Incidents started in Europe (Rushdie, Danish cartoons, Pope Benedict) have grown much larger than those based in the United States (Supreme Court, Jerry Falwell, Koran flushing), reflecting the greater efficacy of Islamist aggression against Europeans than against Americans.


Islamists ignore subtleties. Rushdie's magical realism, the positive intent of the Supreme Court frieze, the falsehood of the Koran-flushing story (ever tried putting a book down the toilet?), the benign nature of the Danish cartoons, or the subtleties of Benedict's speech — none of these mattered.


What rouses Muslim crowds and what does not is somewhat unpredictable. Rushdie's novel was not nearly as offensive to Muslim sensibilities as a host of other writings, medieval, modern, and contemporary. Other American Evangelists said worse things about Muhammad than did Falwell (Jerry Vines called the Muslim prophet "a demon-possessed pedophile who had 12 wives," without violence ensuing). Why did Norwegian preacher Runar Søgaard's deeming Muhammad "a confused pedophile" remain a local dispute while the Danish cartoons went global?


One answer is, that Islamists having international reach (Khomeini, CAIR, Imran Khan, Abu Laban) usually play a key role in transforming a general sense of displeasure into an operational fury. If no Islamist agitates, the issue remains relatively quiet.


The extent of the violence is even more unpredictable — one could not anticipate the cartoons causing the most fatalities and the pope's quote the fewest. And why so much violence in India?


These incidents also spotlight a total lack of reciprocity by Muslims. The Saudi government bans Bibles, crosses, and Stars of David, while Muslims routinely publish disgusting cartoons of Jews.

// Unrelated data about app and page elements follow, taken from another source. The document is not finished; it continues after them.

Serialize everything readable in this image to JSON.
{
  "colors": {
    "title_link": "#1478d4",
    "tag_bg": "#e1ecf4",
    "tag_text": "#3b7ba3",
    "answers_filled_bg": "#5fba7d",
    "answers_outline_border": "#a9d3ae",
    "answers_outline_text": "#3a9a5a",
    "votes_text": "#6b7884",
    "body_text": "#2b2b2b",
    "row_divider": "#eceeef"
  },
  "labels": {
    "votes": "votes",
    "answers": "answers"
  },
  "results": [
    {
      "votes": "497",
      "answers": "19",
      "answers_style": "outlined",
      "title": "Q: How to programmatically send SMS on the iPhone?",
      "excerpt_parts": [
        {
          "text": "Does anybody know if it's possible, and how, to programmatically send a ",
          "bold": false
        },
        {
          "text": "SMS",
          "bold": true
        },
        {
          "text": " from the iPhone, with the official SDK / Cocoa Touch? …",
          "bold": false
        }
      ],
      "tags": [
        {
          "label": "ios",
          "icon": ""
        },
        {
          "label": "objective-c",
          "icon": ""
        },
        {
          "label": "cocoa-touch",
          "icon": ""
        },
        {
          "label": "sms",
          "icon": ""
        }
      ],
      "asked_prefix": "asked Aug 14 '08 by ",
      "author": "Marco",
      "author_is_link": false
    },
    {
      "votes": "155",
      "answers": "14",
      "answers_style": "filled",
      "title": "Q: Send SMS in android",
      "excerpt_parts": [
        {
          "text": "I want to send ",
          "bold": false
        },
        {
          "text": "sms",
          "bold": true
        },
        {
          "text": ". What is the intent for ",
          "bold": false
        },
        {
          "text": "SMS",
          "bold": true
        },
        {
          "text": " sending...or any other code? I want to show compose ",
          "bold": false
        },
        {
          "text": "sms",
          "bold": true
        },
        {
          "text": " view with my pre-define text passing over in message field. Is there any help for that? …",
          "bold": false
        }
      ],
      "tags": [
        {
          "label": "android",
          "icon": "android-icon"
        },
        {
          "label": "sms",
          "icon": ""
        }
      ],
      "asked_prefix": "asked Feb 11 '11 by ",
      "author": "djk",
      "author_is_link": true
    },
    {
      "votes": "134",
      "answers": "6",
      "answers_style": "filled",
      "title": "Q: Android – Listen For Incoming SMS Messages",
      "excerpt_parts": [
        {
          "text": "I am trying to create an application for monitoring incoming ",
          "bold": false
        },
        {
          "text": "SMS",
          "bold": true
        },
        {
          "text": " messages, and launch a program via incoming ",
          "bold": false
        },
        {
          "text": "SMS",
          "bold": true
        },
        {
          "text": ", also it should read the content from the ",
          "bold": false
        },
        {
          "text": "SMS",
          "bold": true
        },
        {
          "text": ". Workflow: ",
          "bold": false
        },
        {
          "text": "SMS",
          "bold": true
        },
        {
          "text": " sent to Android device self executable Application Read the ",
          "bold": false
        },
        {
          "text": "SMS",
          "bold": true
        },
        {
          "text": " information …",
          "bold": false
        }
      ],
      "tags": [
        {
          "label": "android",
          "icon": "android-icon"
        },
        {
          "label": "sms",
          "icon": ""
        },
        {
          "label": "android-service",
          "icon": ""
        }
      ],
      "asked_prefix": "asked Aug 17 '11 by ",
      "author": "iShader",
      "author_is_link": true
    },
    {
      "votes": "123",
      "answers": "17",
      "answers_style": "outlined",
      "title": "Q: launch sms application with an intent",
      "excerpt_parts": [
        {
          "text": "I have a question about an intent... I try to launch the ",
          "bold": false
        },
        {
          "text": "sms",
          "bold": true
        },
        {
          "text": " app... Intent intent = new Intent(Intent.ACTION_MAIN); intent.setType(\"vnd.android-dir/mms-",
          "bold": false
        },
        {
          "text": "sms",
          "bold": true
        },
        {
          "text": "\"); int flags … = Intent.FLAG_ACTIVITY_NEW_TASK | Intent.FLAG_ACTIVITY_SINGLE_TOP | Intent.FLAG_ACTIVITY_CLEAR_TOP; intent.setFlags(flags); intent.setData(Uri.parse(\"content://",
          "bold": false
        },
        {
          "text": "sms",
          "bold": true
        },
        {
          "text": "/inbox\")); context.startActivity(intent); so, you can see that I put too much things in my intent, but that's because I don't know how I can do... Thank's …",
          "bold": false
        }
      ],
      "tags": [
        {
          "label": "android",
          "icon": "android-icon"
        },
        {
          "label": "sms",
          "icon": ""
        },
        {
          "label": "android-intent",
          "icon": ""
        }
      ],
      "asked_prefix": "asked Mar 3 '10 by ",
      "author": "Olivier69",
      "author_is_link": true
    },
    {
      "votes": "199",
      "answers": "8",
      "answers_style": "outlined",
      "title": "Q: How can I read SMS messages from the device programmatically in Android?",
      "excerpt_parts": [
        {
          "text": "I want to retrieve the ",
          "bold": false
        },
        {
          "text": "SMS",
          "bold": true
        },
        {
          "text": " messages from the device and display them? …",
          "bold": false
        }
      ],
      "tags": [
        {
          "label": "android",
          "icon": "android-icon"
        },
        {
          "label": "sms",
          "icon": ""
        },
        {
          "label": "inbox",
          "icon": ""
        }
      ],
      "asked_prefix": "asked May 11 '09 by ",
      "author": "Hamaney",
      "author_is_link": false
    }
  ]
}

No conspiracy lies behind these six rounds of inflammation and aggression, but examined in retrospect, they coalesce and form a single, prolonged campaign of intimidation, with more sure to come. The basic message — "You Westerners no longer have the privilege to say what you will about Islam, the Prophet, and the Qur'an, Islamic law rules you too" — will return again and again until Westerners either do submit or Muslims realize their effort has failed.

Every weekday JewishWorldReview.com publishes what many in Washington and in the media consider "must reading." Sign up for the daily JWR update. It's free. Just click here.


PIPES' LATEST
"Miniatures: Views of Islamic and Middle Eastern Politics"  

He's been so far ahead of the curve on radical Islam that it's scary. You read his columns here regularly, see what he can do with a lot more than 750 words! Sales help fund JWR.

Comment by clicking here.

JWR contributor Daniel Pipes is director of the Middle East Forum.

© 2006, Daniel Pipes